## Work required
Every line of the listing is to be returned exactly as given.

## Records provided
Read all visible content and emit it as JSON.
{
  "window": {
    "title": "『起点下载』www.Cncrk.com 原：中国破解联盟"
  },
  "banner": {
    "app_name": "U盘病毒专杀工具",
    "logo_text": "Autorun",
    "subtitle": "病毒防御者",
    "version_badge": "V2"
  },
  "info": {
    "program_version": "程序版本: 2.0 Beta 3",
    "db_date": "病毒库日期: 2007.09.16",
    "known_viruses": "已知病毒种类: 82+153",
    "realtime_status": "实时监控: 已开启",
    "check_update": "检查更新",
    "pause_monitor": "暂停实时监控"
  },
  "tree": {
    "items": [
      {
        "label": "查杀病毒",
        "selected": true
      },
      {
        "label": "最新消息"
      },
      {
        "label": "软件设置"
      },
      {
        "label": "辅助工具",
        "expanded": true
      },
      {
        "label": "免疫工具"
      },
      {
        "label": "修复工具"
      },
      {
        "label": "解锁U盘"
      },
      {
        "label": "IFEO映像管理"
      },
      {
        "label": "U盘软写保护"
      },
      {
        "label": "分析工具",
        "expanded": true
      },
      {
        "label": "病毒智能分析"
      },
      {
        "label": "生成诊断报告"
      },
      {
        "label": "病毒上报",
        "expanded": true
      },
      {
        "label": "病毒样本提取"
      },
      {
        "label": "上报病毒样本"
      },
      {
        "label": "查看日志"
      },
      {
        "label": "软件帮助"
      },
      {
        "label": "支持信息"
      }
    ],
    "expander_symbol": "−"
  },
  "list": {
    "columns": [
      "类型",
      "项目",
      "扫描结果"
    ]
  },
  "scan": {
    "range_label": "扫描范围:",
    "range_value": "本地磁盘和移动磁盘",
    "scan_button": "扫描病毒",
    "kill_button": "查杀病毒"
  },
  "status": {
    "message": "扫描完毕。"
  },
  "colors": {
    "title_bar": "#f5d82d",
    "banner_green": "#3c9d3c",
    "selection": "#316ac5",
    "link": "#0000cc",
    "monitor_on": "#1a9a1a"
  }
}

## Solution to the problem
Read all visible content and emit it as JSON.
{
  "window": {
    "title": "『起点下载』www.Cncrk.com 原：中国破解联盟"
  },
  "banner": {
    "app_name": "U盘病毒专杀工具",
    "logo_text": "Autorun",
    "subtitle": "病毒防御者",
    "version_badge": "V2"
  },
  "info": {
    "program_version": "程序版本: 2.0 Beta 3",
    "db_date": "病毒库日期: 2007.09.16",
    "known_viruses": "已知病毒种类: 82+153",
    "realtime_status": "实时监控: 已开启",
    "check_update": "检查更新",
    "pause_monitor": "暂停实时监控"
  },
  "tree": {
    "items": [
      {
        "label": "查杀病毒",
        "selected": true
      },
      {
        "label": "最新消息"
      },
      {
        "label": "软件设置"
      },
      {
        "label": "辅助工具",
        "expanded": true
      },
      {
        "label": "免疫工具"
      },
      {
        "label": "修复工具"
      },
      {
        "label": "解锁U盘"
      },
      {
        "label": "IFEO映像管理"
      },
      {
        "label": "U盘软写保护"
      },
      {
        "label": "分析工具",
        "expanded": true
      },
      {
        "label": "病毒智能分析"
      },
      {
        "label": "生成诊断报告"
      },
      {
        "label": "病毒上报",
        "expanded": true
      },
      {
        "label": "病毒样本提取"
      },
      {
        "label": "上报病毒样本"
      },
      {
        "label": "查看日志"
      },
      {
        "label": "软件帮助"
      },
      {
        "label": "支持信息"
      }
    ],
    "expander_symbol": "−"
  },
  "list": {
    "columns": [
      "类型",
      "项目",
      "扫描结果"
    ]
  },
  "scan": {
    "range_label": "扫描范围:",
    "range_value": "本地磁盘和移动磁盘",
    "scan_button": "扫描病毒",
    "kill_button": "查杀病毒"
  },
  "status": {
    "message": "扫描完毕。"
  },
  "colors": {
    "title_bar": "#f5d82d",
    "banner_green": "#3c9d3c",
    "selection": "#316ac5",
    "link": "#0000cc",
    "monitor_on": "#1a9a1a"
  }
}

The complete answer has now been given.